» **Dataset rows describing interfaces**
^^^^
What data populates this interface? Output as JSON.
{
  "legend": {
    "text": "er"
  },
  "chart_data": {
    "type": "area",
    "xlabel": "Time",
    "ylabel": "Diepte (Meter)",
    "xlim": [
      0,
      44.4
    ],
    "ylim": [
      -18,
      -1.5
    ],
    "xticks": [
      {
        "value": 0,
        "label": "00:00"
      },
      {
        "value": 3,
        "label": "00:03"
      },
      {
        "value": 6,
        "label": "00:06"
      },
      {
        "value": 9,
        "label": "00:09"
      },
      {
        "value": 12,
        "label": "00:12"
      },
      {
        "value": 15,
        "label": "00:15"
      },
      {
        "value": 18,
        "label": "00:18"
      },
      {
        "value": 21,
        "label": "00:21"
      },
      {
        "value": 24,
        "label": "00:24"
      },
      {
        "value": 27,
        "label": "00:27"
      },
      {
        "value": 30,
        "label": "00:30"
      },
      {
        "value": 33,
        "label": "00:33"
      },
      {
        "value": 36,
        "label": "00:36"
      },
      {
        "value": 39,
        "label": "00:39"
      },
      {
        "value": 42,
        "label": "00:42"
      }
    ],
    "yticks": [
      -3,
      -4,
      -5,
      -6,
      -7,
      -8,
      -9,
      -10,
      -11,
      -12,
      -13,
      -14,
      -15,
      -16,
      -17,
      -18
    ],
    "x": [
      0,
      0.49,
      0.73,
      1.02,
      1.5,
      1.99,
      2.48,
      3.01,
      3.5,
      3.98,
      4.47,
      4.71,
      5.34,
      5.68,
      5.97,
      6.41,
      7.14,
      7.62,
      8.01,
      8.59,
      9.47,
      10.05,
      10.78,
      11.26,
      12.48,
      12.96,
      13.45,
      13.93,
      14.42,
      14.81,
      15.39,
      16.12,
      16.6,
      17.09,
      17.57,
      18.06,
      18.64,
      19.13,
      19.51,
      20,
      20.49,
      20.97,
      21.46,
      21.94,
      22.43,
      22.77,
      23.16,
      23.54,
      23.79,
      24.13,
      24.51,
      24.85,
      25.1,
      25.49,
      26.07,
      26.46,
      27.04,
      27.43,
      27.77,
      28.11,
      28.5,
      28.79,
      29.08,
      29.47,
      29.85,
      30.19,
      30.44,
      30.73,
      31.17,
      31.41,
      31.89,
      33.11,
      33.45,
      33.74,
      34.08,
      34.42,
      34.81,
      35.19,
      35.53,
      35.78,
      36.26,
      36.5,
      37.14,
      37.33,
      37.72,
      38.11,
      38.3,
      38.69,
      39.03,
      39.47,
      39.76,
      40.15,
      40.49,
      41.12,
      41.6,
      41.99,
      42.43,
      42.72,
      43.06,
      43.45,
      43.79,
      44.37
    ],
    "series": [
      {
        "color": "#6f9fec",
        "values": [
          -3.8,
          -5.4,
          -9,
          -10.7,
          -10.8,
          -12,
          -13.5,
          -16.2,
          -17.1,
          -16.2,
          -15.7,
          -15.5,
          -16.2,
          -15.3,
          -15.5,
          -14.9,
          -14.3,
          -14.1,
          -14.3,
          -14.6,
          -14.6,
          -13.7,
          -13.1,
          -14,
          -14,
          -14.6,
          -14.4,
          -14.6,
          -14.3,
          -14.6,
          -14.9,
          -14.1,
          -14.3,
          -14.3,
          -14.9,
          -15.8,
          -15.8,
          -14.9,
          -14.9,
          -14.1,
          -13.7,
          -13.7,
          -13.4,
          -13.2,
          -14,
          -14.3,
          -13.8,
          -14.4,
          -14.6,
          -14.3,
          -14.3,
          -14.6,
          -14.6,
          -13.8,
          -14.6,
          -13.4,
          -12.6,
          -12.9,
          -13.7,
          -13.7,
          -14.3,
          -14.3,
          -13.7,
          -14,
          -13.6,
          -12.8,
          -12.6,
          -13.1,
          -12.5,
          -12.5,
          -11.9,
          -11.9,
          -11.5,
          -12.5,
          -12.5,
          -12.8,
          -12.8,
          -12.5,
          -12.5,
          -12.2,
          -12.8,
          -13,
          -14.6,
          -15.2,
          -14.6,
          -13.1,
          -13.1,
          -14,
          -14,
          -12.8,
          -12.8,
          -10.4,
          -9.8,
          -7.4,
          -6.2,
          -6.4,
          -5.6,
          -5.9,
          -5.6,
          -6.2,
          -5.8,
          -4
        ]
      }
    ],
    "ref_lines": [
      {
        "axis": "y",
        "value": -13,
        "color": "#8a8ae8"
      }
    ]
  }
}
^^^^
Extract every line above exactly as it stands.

What data populates this interface? Output as JSON.
{
  "legend": {
    "text": "er"
  },
  "chart_data": {
    "type": "area",
    "xlabel": "Time",
    "ylabel": "Diepte (Meter)",
    "xlim": [
      0,
      44.4
    ],
    "ylim": [
      -18,
      -1.5
    ],
    "xticks": [
      {
        "value": 0,
        "label": "00:00"
      },
      {
        "value": 3,
        "label": "00:03"
      },
      {
        "value": 6,
        "label": "00:06"
      },
      {
        "value": 9,
        "label": "00:09"
      },
      {
        "value": 12,
        "label": "00:12"
      },
      {
        "value": 15,
        "label": "00:15"
      },
      {
        "value": 18,
        "label": "00:18"
      },
      {
        "value": 21,
        "label": "00:21"
      },
      {
        "value": 24,
        "label": "00:24"
      },
      {
        "value": 27,
        "label": "00:27"
      },
      {
        "value": 30,
        "label": "00:30"
      },
      {
        "value": 33,
        "label": "00:33"
      },
      {
        "value": 36,
        "label": "00:36"
      },
      {
        "value": 39,
        "label": "00:39"
      },
      {
        "value": 42,
        "label": "00:42"
      }
    ],
    "yticks": [
      -3,
      -4,
      -5,
      -6,
      -7,
      -8,
      -9,
      -10,
      -11,
      -12,
      -13,
      -14,
      -15,
      -16,
      -17,
      -18
    ],
    "x": [
      0,
      0.49,
      0.73,
      1.02,
      1.5,
      1.99,
      2.48,
      3.01,
      3.5,
      3.98,
      4.47,
      4.71,
      5.34,
      5.68,
      5.97,
      6.41,
      7.14,
      7.62,
      8.01,
      8.59,
      9.47,
      10.05,
      10.78,
      11.26,
      12.48,
      12.96,
      13.45,
      13.93,
      14.42,
      14.81,
      15.39,
      16.12,
      16.6,
      17.09,
      17.57,
      18.06,
      18.64,
      19.13,
      19.51,
      20,
      20.49,
      20.97,
      21.46,
      21.94,
      22.43,
      22.77,
      23.16,
      23.54,
      23.79,
      24.13,
      24.51,
      24.85,
      25.1,
      25.49,
      26.07,
      26.46,
      27.04,
      27.43,
      27.77,
      28.11,
      28.5,
      28.79,
      29.08,
      29.47,
      29.85,
      30.19,
      30.44,
      30.73,
      31.17,
      31.41,
      31.89,
      33.11,
      33.45,
      33.74,
      34.08,
      34.42,
      34.81,
      35.19,
      35.53,
      35.78,
      36.26,
      36.5,
      37.14,
      37.33,
      37.72,
      38.11,
      38.3,
      38.69,
      39.03,
      39.47,
      39.76,
      40.15,
      40.49,
      41.12,
      41.6,
      41.99,
      42.43,
      42.72,
      43.06,
      43.45,
      43.79,
      44.37
    ],
    "series": [
      {
        "color": "#6f9fec",
        "values": [
          -3.8,
          -5.4,
          -9,
          -10.7,
          -10.8,
          -12,
          -13.5,
          -16.2,
          -17.1,
          -16.2,
          -15.7,
          -15.5,
          -16.2,
          -15.3,
          -15.5,
          -14.9,
          -14.3,
          -14.1,
          -14.3,
          -14.6,
          -14.6,
          -13.7,
          -13.1,
          -14,
          -14,
          -14.6,
          -14.4,
          -14.6,
          -14.3,
          -14.6,
          -14.9,
          -14.1,
          -14.3,
          -14.3,
          -14.9,
          -15.8,
          -15.8,
          -14.9,
          -14.9,
          -14.1,
          -13.7,
          -13.7,
          -13.4,
          -13.2,
          -14,
          -14.3,
          -13.8,
          -14.4,
          -14.6,
          -14.3,
          -14.3,
          -14.6,
          -14.6,
          -13.8,
          -14.6,
          -13.4,
          -12.6,
          -12.9,
          -13.7,
          -13.7,
          -14.3,
          -14.3,
          -13.7,
          -14,
          -13.6,
          -12.8,
          -12.6,
          -13.1,
          -12.5,
          -12.5,
          -11.9,
          -11.9,
          -11.5,
          -12.5,
          -12.5,
          -12.8,
          -12.8,
          -12.5,
          -12.5,
          -12.2,
          -12.8,
          -13,
          -14.6,
          -15.2,
          -14.6,
          -13.1,
          -13.1,
          -14,
          -14,
          -12.8,
          -12.8,
          -10.4,
          -9.8,
          -7.4,
          -6.2,
          -6.4,
          -5.6,
          -5.9,
          -5.6,
          -6.2,
          -5.8,
          -4
        ]
      }
    ],
    "ref_lines": [
      {
        "axis": "y",
        "value": -13,
        "color": "#8a8ae8"
      }
    ]
  }
}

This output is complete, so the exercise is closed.